- **EXTRACTED DATA**:
--- START ---
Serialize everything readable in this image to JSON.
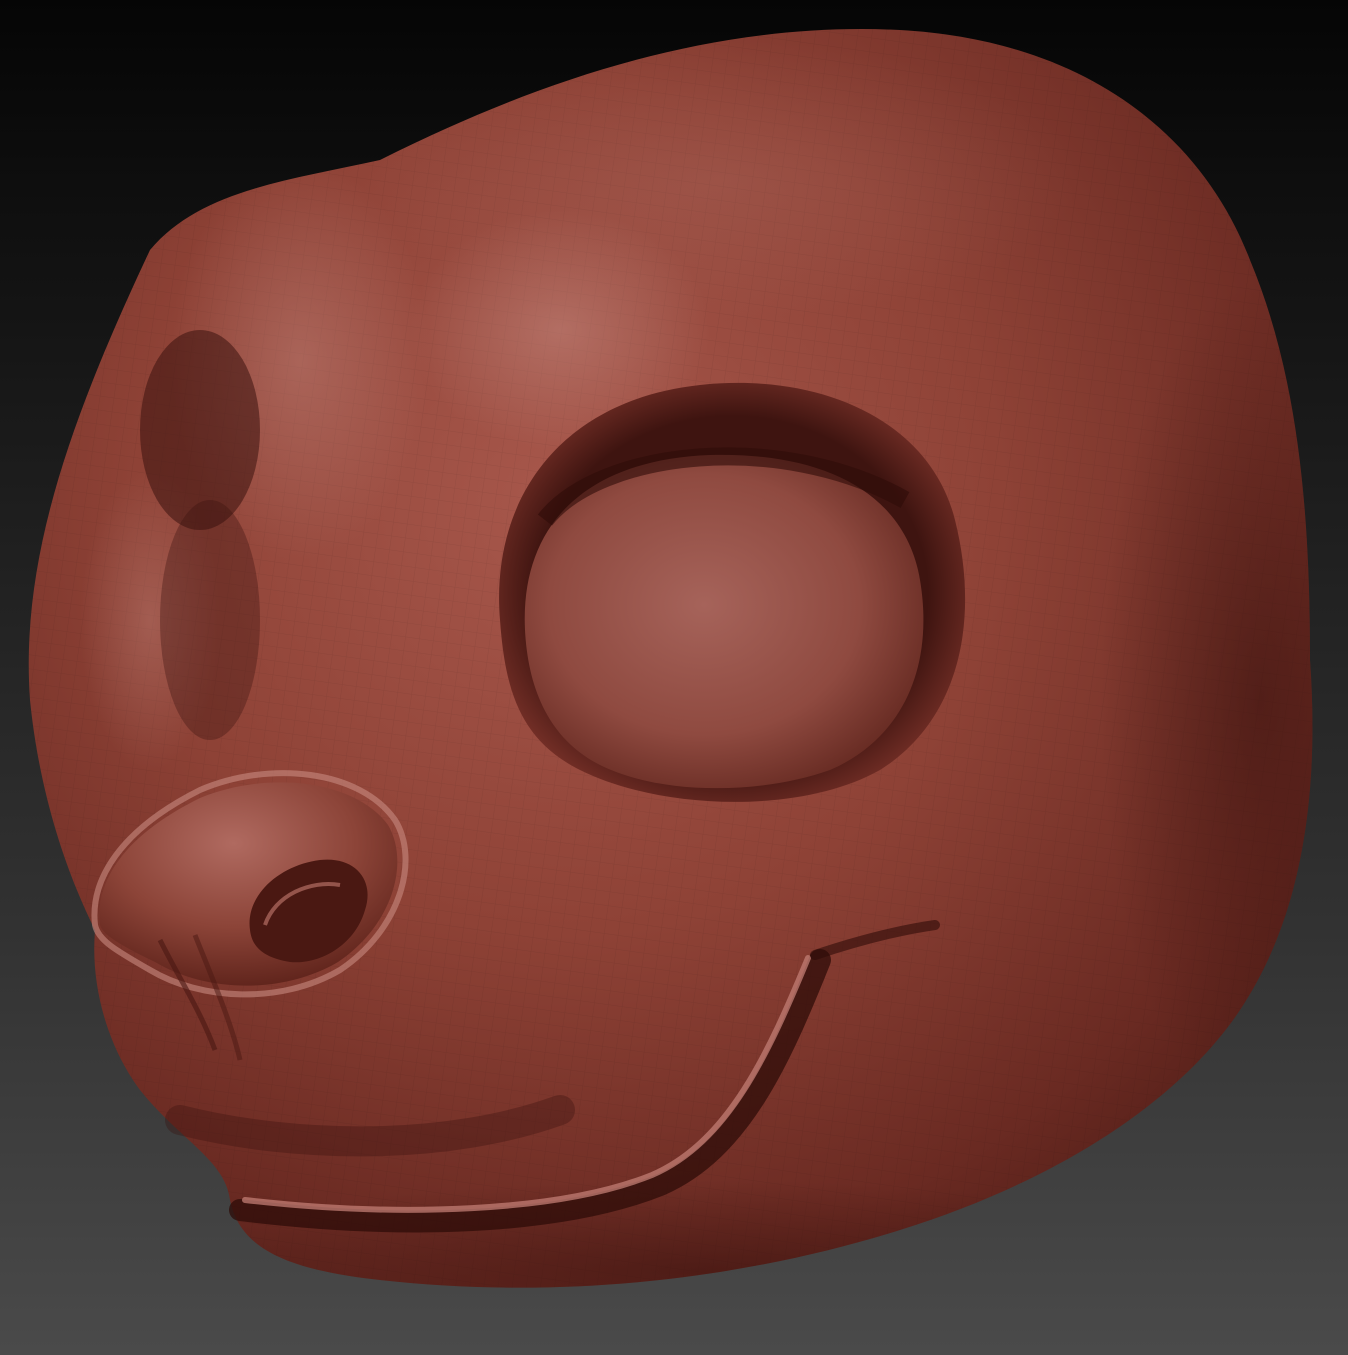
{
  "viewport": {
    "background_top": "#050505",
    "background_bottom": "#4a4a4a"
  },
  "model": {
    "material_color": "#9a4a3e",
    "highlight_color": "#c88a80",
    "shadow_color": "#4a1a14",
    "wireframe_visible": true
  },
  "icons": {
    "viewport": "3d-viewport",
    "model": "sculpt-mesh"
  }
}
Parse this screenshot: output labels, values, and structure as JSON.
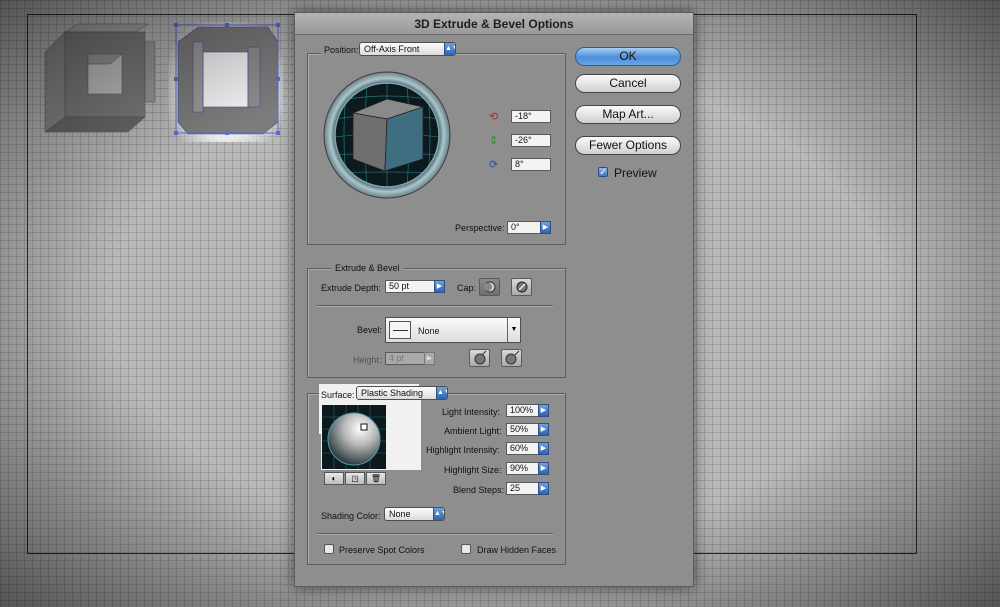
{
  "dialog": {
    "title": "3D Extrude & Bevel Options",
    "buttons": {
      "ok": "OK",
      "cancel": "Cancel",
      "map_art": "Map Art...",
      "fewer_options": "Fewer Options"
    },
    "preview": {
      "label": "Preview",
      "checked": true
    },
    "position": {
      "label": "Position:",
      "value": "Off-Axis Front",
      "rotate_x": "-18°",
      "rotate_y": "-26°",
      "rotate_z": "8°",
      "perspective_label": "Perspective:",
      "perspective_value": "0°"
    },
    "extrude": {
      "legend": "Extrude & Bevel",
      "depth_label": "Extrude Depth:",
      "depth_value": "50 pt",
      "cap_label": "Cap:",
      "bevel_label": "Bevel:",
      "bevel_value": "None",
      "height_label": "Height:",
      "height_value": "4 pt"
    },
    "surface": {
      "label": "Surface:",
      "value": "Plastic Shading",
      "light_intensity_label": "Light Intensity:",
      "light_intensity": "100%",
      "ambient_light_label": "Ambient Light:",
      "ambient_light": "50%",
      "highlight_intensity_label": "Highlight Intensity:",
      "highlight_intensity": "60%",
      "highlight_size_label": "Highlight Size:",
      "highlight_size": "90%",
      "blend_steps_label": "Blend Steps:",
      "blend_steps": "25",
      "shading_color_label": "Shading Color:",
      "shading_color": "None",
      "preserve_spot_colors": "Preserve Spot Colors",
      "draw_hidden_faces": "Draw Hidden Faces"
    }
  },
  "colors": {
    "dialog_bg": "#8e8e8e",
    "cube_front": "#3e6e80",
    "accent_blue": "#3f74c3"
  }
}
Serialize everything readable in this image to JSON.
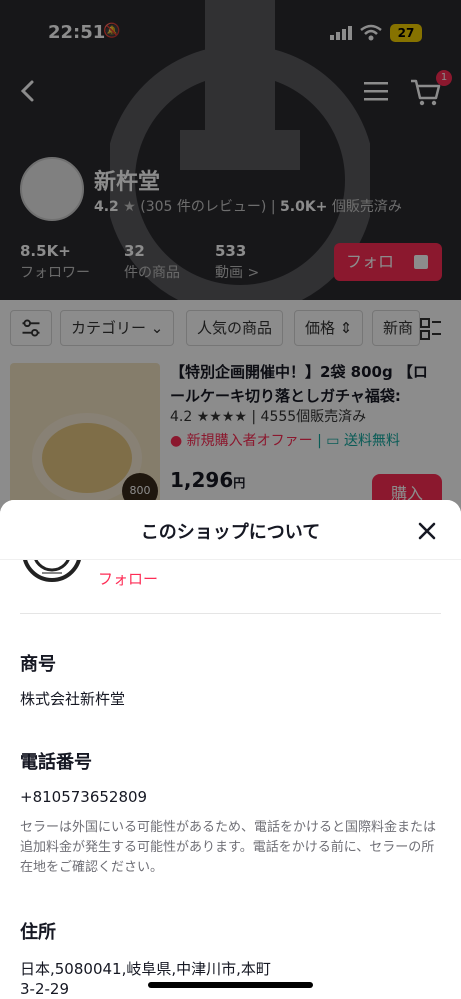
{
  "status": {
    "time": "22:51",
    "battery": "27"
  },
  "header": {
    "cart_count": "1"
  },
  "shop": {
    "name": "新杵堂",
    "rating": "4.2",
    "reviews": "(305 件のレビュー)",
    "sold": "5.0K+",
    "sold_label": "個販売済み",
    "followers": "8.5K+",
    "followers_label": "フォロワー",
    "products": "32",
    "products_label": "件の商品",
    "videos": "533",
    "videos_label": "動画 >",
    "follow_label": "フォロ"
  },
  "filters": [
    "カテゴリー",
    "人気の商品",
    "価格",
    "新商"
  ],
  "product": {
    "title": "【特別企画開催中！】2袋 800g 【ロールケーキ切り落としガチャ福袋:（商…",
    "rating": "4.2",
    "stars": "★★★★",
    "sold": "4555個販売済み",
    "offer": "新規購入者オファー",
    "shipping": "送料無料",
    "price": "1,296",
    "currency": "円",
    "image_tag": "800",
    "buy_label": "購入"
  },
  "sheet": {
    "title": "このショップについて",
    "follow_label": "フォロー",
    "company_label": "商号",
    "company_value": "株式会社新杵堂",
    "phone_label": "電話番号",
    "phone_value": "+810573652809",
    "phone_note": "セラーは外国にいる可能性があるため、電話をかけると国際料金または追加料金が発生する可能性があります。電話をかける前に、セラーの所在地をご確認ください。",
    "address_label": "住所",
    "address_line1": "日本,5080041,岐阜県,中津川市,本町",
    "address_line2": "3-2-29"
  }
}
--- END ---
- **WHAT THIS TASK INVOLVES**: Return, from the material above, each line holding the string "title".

- **ANSWER TO THIS EXERCISE**:
    "title": "3D Extrude & Bevel Options",
    "title": "【特別企画開催中！】2袋 800g 【ロールケーキ切り落としガチャ福袋:（商…",
    "title": "このショップについて",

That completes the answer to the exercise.